The word ‘glocal’, portmanteau of global and local, has long fascinated me. Emerged from the Japanese word ‘Dochakuka’, it simply refers to global localization.
A slightly different origin of the term comes from the saying "Think Global, Act Local."
No local strategy is purposely old-fashioned, as some modern thinkers might believe. When local teams are encouraged to adopt any new shift, you will immediately sense uncertainty around it. Evidently, any change that is driven by global strategy leads to counter views in your workplace.
But, Glocal HR retains its geographical, local roots that cannot be ignored. Why? An organisation and its HR functions must be global in scale but local in implementation.
Global v/s Local: The global side of the story
Global HR is often inclined towards leveraging software solutions to grow business value. One such effort is enabling remote teams to work together in a global virtual working setup. Some workforce management challenges with global HR are recruiting, relocation, and even day-to-day people management.
Recruitment & talent management

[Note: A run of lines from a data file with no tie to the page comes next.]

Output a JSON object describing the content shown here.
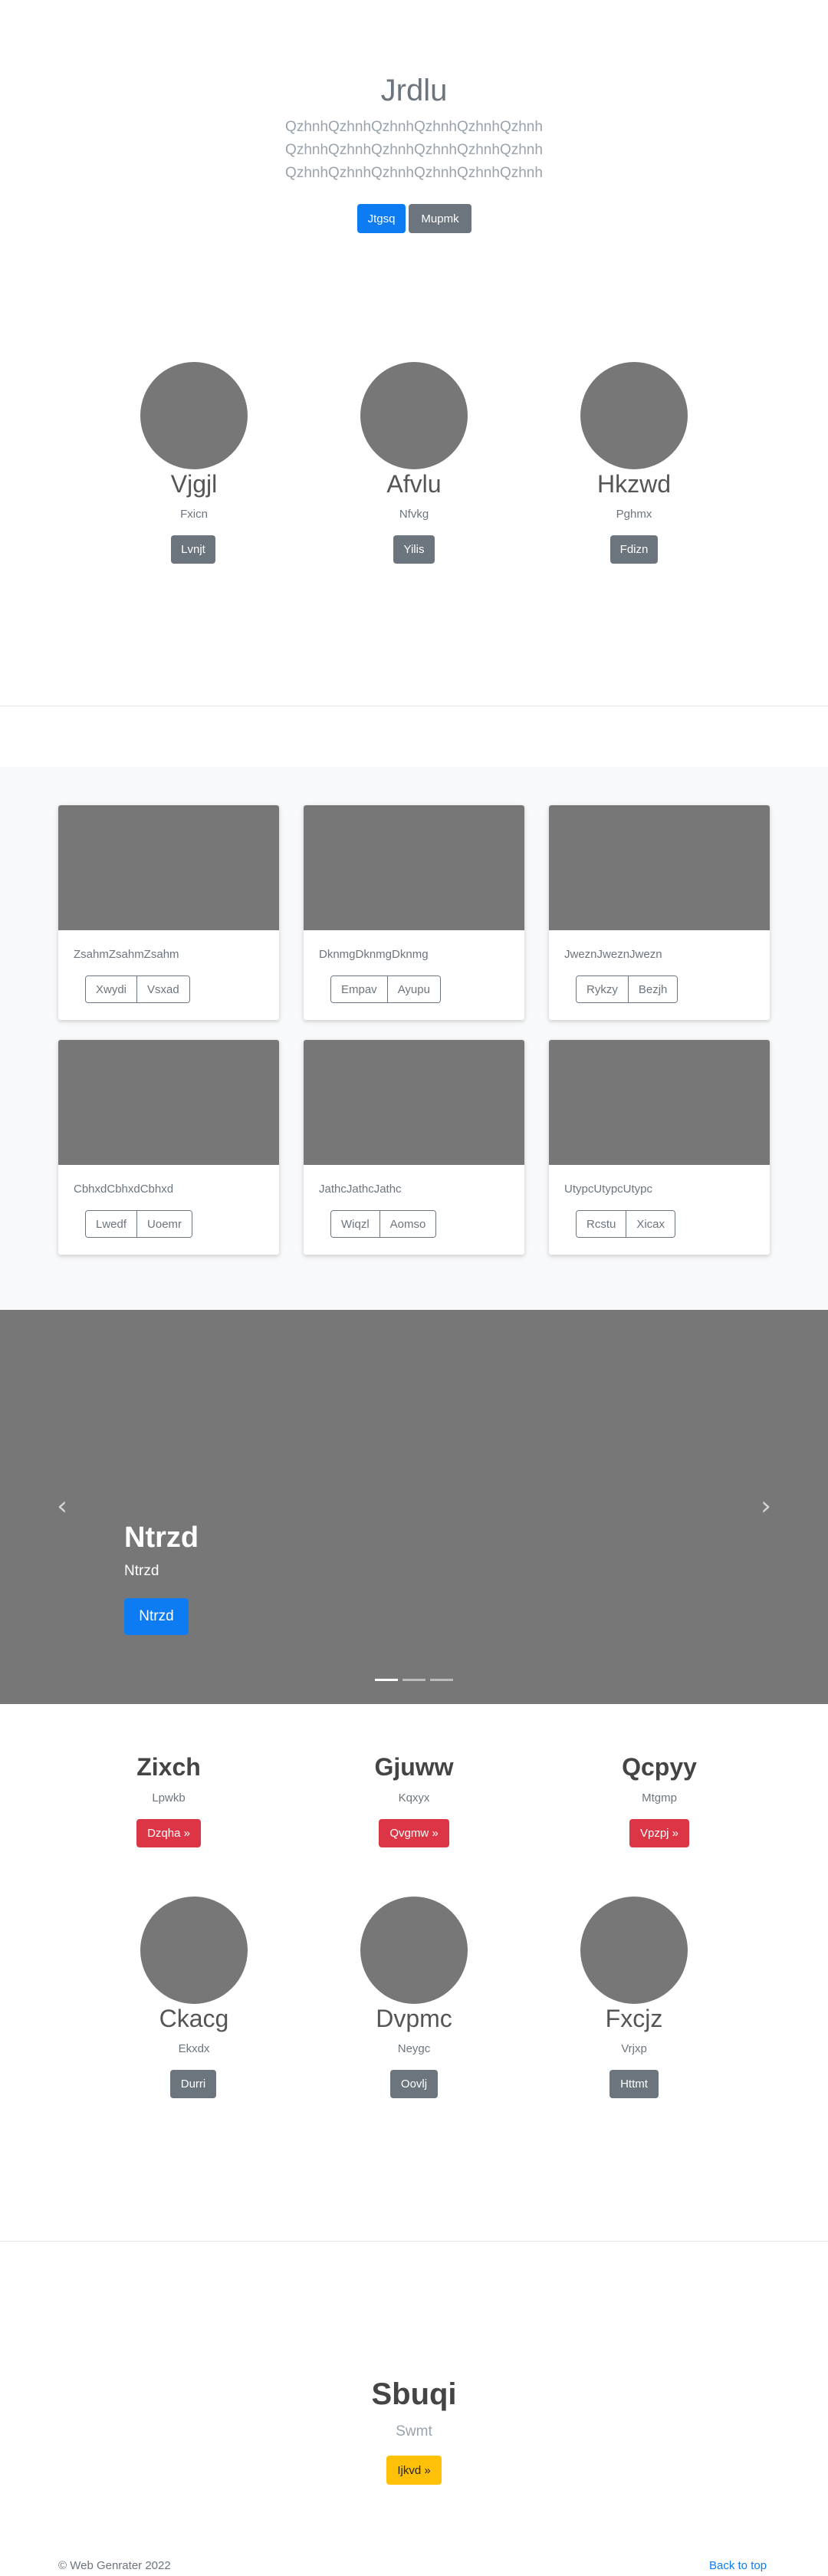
{
  "hero": {
    "title": "Jrdlu",
    "lines": [
      "QzhnhQzhnhQzhnhQzhnhQzhnhQzhnh",
      "QzhnhQzhnhQzhnhQzhnhQzhnhQzhnh",
      "QzhnhQzhnhQzhnhQzhnhQzhnhQzhnh"
    ],
    "primary_btn": "Jtgsq",
    "secondary_btn": "Mupmk"
  },
  "people_top": [
    {
      "name": "Vjgjl",
      "sub": "Fxicn",
      "btn": "Lvnjt"
    },
    {
      "name": "Afvlu",
      "sub": "Nfvkg",
      "btn": "Yilis"
    },
    {
      "name": "Hkzwd",
      "sub": "Pghmx",
      "btn": "Fdizn"
    }
  ],
  "cards": [
    {
      "text": "ZsahmZsahmZsahm",
      "btn1": "Xwydi",
      "btn2": "Vsxad"
    },
    {
      "text": "DknmgDknmgDknmg",
      "btn1": "Empav",
      "btn2": "Ayupu"
    },
    {
      "text": "JweznJweznJwezn",
      "btn1": "Rykzy",
      "btn2": "Bezjh"
    },
    {
      "text": "CbhxdCbhxdCbhxd",
      "btn1": "Lwedf",
      "btn2": "Uoemr"
    },
    {
      "text": "JathcJathcJathc",
      "btn1": "Wiqzl",
      "btn2": "Aomso"
    },
    {
      "text": "UtypcUtypcUtypc",
      "btn1": "Rcstu",
      "btn2": "Xicax"
    }
  ],
  "carousel": {
    "title": "Ntrzd",
    "subtitle": "Ntrzd",
    "button": "Ntrzd",
    "prev_icon": "chevron-left-icon",
    "next_icon": "chevron-right-icon",
    "prev_glyph": "‹",
    "next_glyph": "›",
    "slides": 3,
    "active_slide": 1
  },
  "features": [
    {
      "title": "Zixch",
      "sub": "Lpwkb",
      "btn": "Dzqha »"
    },
    {
      "title": "Gjuww",
      "sub": "Kqxyx",
      "btn": "Qvgmw »"
    },
    {
      "title": "Qcpyy",
      "sub": "Mtgmp",
      "btn": "Vpzpj »"
    }
  ],
  "people_bottom": [
    {
      "name": "Ckacg",
      "sub": "Ekxdx",
      "btn": "Durri"
    },
    {
      "name": "Dvpmc",
      "sub": "Neygc",
      "btn": "Oovlj"
    },
    {
      "name": "Fxcjz",
      "sub": "Vrjxp",
      "btn": "Httmt"
    }
  ],
  "cta": {
    "title": "Sbuqi",
    "sub": "Swmt",
    "btn": "Ijkvd »"
  },
  "footer": {
    "copyright": "© Web Genrater 2022",
    "back_to_top": "Back to top"
  },
  "colors": {
    "primary": "#0d7cf2",
    "secondary": "#6c757d",
    "danger": "#dc3545",
    "warning": "#ffc107",
    "placeholder": "#777777",
    "link": "#0d7cf2"
  }
}
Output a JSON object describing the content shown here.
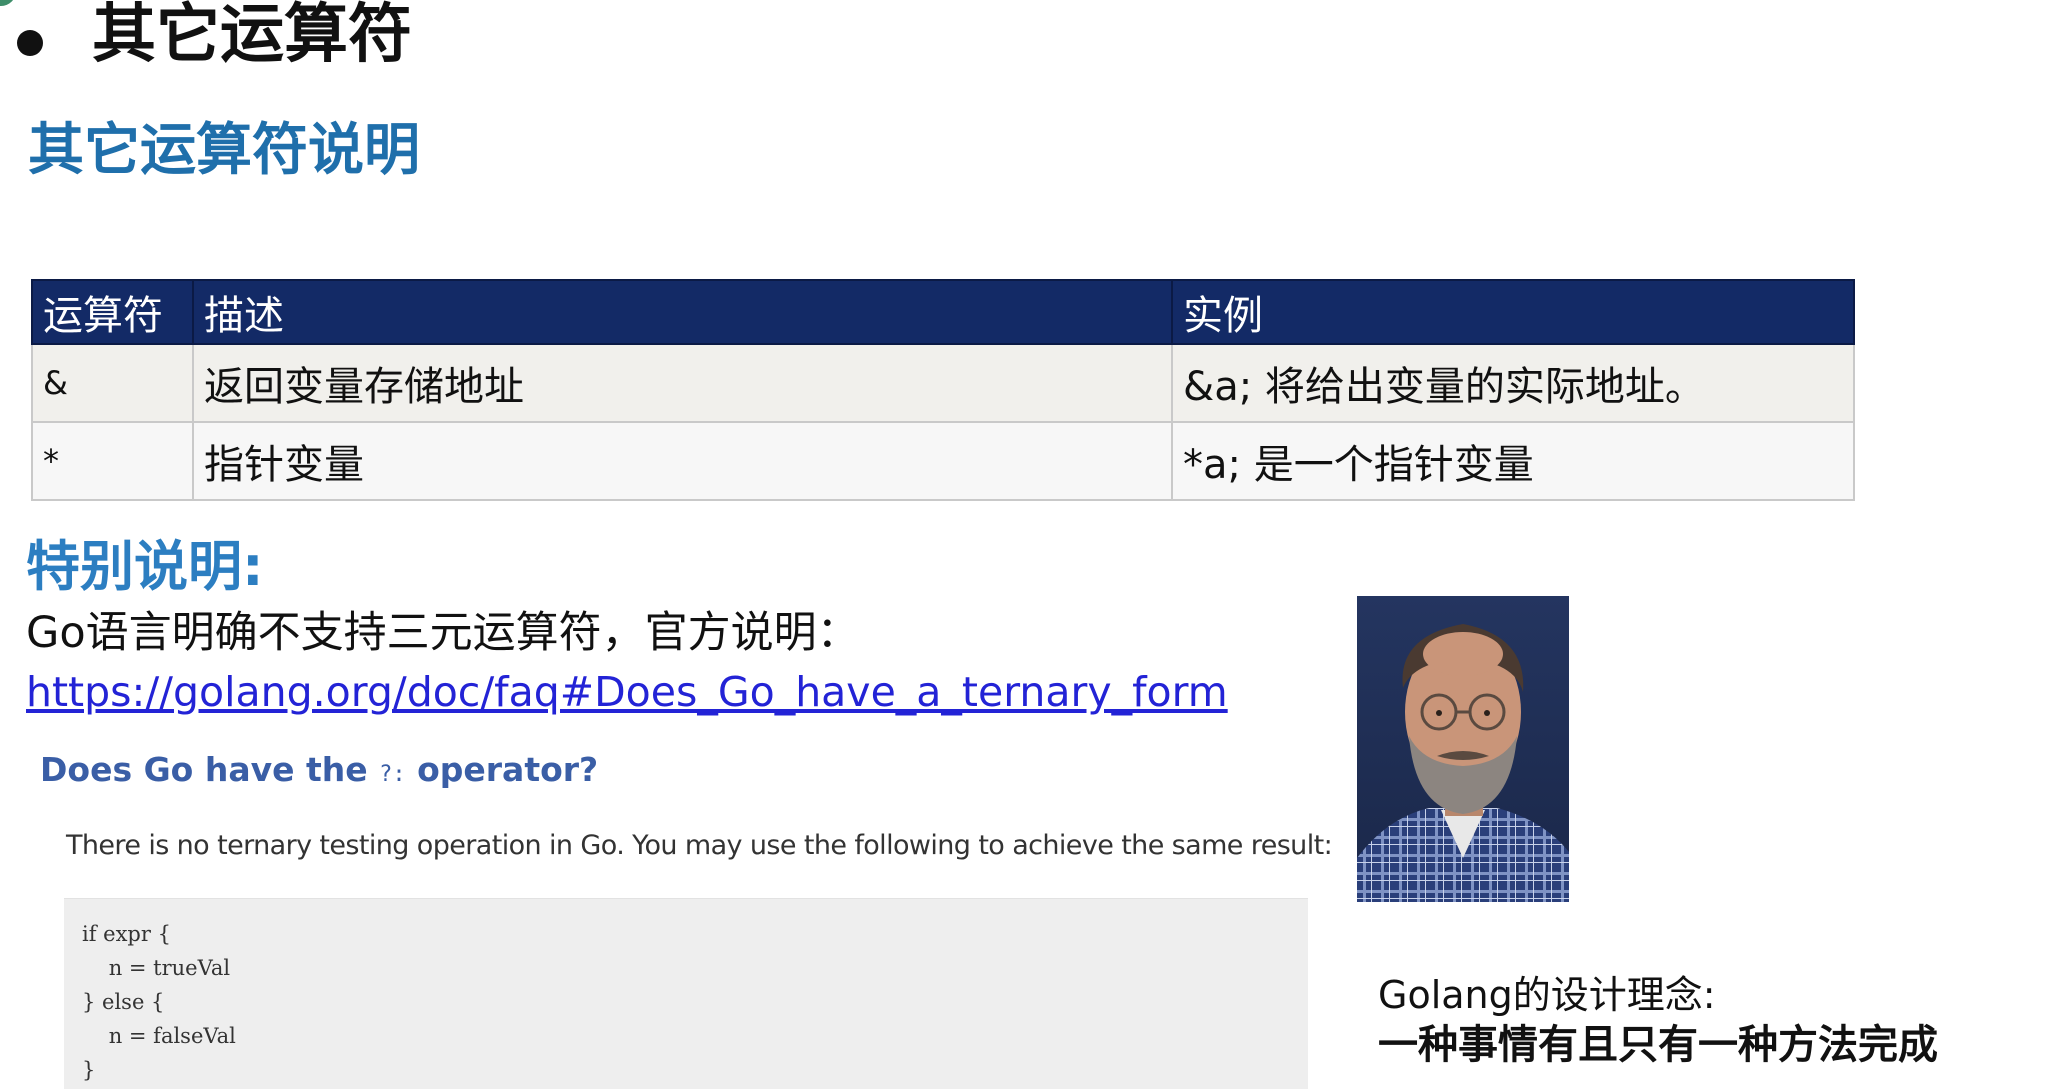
{
  "heading": {
    "title": "其它运算符",
    "subtitle": "其它运算符说明"
  },
  "operator_table": {
    "headers": [
      "运算符",
      "描述",
      "实例"
    ],
    "rows": [
      {
        "operator": "&",
        "description": "返回变量存储地址",
        "example": "&a; 将给出变量的实际地址。"
      },
      {
        "operator": "*",
        "description": "指针变量",
        "example": "*a; 是一个指针变量"
      }
    ]
  },
  "special_note": {
    "heading": "特别说明:",
    "text": "Go语言明确不支持三元运算符，官方说明：",
    "link": "https://golang.org/doc/faq#Does_Go_have_a_ternary_form"
  },
  "faq_excerpt": {
    "question_before": "Does Go have the ",
    "question_operator": "?:",
    "question_after": " operator?",
    "answer": "There is no ternary testing operation in Go. You may use the following to achieve the same result:",
    "code_lines": [
      "if expr {",
      "    n = trueVal",
      "} else {",
      "    n = falseVal",
      "}"
    ]
  },
  "design_philosophy": {
    "label": "Golang的设计理念:",
    "text": "一种事情有且只有一种方法完成"
  },
  "colors": {
    "table_header_bg": "#132a66",
    "subtitle_blue": "#1f6fab",
    "special_heading_blue": "#2c7ec1",
    "link_blue": "#2323d6",
    "faq_question_blue": "#3a5ea6"
  }
}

When globalisation accelerates, organisations benefit from effective choices to find the best candidates for the right job opening. Consider a business unit in Washington which is in a strong need for technical expertise.
The organisation might have a technical team in Japan, that has just finished a similar project with precisely relevant skills. Unless the organisation’s hiring practices are globally integrated, this alignment between talent requirement and existing skills may never take place.
As organisations strive to simplify their employee benefits plans, many are trying to globalise their payroll scheme. What often emerges from this effort: a global philosophy of how employees are paid locally, with flexibility.
To go Glocal is to benefit from the melange of both
It may not be considered a smart move if organisations assume that a global strategy will automatically translate across the workplace. Glocal HR will combine the globally integrated HR strategies, accompanied with local flexibility to properly attract, retain and manage workforce. But to make the most of your existing assets, workers need to gain local visibility, ie. realisation of the current, local state.
While global strategy drives efficiency and scale, local flexibility strengthens growth and employee engagement. An ideal glocal approach in HRM means implementing globally integrated HR strategy within a local context. Again, the main idea here is to meet the global HR requirements of your organization, using some techniques at local levels.
What works well in one locality might not work well in another
Glocal HR strategies must be flexible enough to overcome the differences between local and global, comfortably and smoothly to satisfy everyone. Even though founders want to adopt globalised people practices, a company’s recruitment, training and people management will be certainly done locally.
For instance: When hiring in Asia, HR must focus on attracting job applicants - keeping in mind the diversity, work-life balance, and job responsibility. On the other hand,, recruiting people in Europe can focus on empowerment, job fitness, challenges and movement opportunities.
Some globally integrated HR strategies to consider
To balance strong global HR strategies, organisations should build flexibility and agility into HR so it can be customized for local markets. However, when you embark on implementing a global HR strategy, you will need to initially involve groups of stakeholders of the workforce before rolling out to others, especially in larger organizations.
Key notes to integrate Glocal HR
- Integrate a global technology platform that offers new-age HR tools.
- Encourage local teams to adapt according to the global HR strategies.
- Define HR success by HR’s ability to drive business performance and growth, and not just in terms of cutting costs.
Brief ideas to implement Global HR strategy
1. Plan a strategy on what to globalise and what to localise
It can be simply said: the choice to be made is between applying global or local strategy to a particular HR function. This means willingly being open to variation in a way that will boost employee performance.
2. Encourage local HR initiatives aligned with global processes
An organisation can design several snippets of its people management on the basis of local values and needs of employees across several geographies.
3. Leverage technology with a common HR solution
The challenges of local HR functions may be better met by employing an effective HR system coupled with the redesign of HR processes to achieve local relevance.
4. Narrow down HR generalists to HR specialists
An HR role must focus on specific areas like recruitment, engagement, employee relations, etc, instead of generalising the HR role with administrative functions. This adds up to the strategic HR function, reinforcing a pathway for business and organisational growth.
If an organisation is to survive, we must try to bring together two apparently opposite poles: global and local. Knowing our society needs to be our main strength when communicating the global knowledge of science. Take the global HR challenges and make it meaningful for society in the local level.
A survey by Deloitte shows that 81 percent of large organizations report that implementing an HR global operating model is “urgent” or “important” today. Lack of global, multicultural managerial talent is now biting into companies' bottom lines with high staff turnover, high training costs, stagnant market shares, failed joint ventures and mergers and the high opportunity costs that inevitably follow bad management around the globe.